An argument-as-building metaphor is a conventional metaphor in which a rational argument is represented as a building having parts and degrees of sturdiness.
We've got the framework for a solid argument.
If you don't support your argument with solid facts, the whole thing will collapse.
He is trying to buttress his argument with a lot of irrelevant facts, but it is still so shaky that it will easily fall apart under criticism.
An argument-as-container metaphor is a conventional metaphor in which rational argument is represented as a container with features such as an amount of content.
That argument has holes in it.
I'm tired of your empty arguments.
That conclusion falls out of my argument.
Your argument won't hold water.
An argument-as-journey metaphor is a conventional metaphor in which argument is represented as a journey along a path.
Do you follow my argument?
You're going around in circles.
We have already covered those points.
Okay, that's me. I'm done.
There are dictionaries of metaphors (e.g. Renton's Metaphors) but I don't own any. Not yet. Although I probably do have enough dictionaries at twenty-seven. The great thing about the metaphor, in fact all language, is that we don't just pick from a list. We can invent our own. In fact we have to. Life refuses to keep still and language has to run to keep up with it. Metaphors are not mere words. Metaphor is not just a matter of language, but of thought and reason. The language is secondary, a means to an end. Sometimes poets can be a bit superior about this kind of language as if they're the only ones who should be allowed to handle them, which is rubbish. Without the metaphor we'd all be talking Newspeak.
For all that, let's end with a metaphorical poem:
I'm a riddle in nine syllables.
An elephant, a ponderous house,
A melon strolling on two tendrils.
O red fruit, ivory, fine timbers!
This loaf's big with its yeasty rising.
Money's new-minted in this fat purse.
I'm a means, a stage, a cow in calf.
I've eaten a bag of green apples,
Boarded the train there's no getting off.
There are a lot of serious people out there seriously interested in the metaphor. If you're at all curious here are a few links to have a look at:
The Metaphor Observatory
The Contemporary Theory of Metaphor – George Lakoff
Metaphor, Morality, and Politics – George Lakoff
Metaphor – Owen Barfield (an essay at Poets.org)
Metaphor and Meaning – William Grey
Center for the Cognitive Science of Metaphor Online (a list of links)
Elizabeth Camp has written several papers on the metaphor from a philosophical perspective:

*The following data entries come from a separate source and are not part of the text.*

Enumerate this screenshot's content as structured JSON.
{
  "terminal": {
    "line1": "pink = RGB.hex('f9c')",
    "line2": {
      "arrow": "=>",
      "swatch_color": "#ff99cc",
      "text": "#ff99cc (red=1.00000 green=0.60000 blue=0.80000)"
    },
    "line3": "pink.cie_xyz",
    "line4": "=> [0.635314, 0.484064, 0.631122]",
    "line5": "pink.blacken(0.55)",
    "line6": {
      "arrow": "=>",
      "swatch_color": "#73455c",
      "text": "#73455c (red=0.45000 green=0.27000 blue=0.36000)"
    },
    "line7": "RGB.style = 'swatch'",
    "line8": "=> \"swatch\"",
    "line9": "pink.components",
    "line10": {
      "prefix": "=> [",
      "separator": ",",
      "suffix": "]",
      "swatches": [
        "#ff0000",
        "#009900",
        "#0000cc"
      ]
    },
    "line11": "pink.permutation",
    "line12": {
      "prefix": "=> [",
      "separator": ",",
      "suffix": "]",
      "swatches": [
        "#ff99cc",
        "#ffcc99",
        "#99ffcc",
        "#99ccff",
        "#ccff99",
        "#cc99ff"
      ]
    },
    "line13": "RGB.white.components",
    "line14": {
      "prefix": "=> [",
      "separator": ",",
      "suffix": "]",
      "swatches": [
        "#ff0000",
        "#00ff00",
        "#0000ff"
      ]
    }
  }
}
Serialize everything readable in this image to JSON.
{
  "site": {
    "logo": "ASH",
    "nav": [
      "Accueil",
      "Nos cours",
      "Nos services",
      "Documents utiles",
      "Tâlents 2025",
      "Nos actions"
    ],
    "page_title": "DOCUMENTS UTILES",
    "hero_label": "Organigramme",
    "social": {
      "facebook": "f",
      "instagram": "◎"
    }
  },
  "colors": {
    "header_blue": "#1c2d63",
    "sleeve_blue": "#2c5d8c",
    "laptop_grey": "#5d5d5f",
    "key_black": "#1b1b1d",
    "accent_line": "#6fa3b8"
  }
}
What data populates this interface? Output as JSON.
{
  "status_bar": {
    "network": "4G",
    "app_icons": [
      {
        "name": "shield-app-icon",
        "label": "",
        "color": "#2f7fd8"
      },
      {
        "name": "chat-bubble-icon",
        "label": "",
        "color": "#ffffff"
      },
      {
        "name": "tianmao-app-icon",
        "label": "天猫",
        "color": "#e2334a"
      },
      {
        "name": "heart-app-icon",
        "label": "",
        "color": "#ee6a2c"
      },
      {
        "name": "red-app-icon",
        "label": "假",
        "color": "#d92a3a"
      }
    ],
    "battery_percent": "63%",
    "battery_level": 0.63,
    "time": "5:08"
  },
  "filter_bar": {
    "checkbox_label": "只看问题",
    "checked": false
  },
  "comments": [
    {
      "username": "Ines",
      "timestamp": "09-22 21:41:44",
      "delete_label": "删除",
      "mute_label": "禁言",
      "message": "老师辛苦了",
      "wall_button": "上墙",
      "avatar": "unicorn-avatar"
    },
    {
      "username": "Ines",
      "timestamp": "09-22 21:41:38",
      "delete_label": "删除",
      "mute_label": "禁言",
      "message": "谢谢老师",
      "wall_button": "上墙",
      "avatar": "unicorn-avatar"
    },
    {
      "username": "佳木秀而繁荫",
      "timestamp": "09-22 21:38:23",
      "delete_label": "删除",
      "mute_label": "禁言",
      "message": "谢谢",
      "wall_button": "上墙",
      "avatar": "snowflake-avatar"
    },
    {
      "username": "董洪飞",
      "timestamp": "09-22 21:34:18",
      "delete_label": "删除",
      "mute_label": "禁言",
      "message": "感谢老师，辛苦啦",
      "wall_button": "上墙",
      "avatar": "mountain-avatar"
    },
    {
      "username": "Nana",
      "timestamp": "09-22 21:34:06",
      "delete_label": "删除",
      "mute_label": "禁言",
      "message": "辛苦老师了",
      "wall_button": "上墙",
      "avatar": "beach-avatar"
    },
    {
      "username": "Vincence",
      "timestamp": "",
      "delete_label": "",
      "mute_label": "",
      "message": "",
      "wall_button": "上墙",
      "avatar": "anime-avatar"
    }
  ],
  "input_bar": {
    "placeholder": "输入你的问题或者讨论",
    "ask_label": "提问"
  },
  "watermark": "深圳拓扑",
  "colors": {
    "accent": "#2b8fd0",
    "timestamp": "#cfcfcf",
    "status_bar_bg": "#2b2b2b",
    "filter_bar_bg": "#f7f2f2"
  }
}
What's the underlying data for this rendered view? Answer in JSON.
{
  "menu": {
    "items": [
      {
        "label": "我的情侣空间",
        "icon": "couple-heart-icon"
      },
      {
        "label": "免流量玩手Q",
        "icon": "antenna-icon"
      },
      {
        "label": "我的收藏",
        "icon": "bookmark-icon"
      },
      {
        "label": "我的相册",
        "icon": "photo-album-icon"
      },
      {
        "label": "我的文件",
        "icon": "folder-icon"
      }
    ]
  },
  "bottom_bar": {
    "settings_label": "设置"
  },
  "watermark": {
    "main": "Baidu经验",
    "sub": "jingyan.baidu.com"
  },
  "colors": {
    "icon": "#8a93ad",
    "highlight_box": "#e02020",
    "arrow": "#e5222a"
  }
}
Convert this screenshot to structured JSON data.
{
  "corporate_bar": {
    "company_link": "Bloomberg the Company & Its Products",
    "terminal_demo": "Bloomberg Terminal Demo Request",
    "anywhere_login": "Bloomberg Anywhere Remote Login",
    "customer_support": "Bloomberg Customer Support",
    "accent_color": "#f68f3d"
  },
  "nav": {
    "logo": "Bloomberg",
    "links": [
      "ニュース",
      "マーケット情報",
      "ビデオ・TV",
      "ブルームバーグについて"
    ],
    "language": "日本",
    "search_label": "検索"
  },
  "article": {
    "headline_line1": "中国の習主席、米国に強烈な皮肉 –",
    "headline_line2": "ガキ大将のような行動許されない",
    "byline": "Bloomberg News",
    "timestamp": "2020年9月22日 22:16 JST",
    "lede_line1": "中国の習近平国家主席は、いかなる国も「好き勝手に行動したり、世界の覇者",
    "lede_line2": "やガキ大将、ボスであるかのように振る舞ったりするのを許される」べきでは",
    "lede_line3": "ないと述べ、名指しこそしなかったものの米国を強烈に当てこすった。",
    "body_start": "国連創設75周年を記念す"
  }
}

Poesis without Metaphor (Show and Tell)
Contextualism, Metaphor, and What is Said
Metaphor and That Certain ‘Je ne sais quoi’
Metaphor in the Mind
Metaphors and Demonstratives: Josef Stern’s Metaphor in Context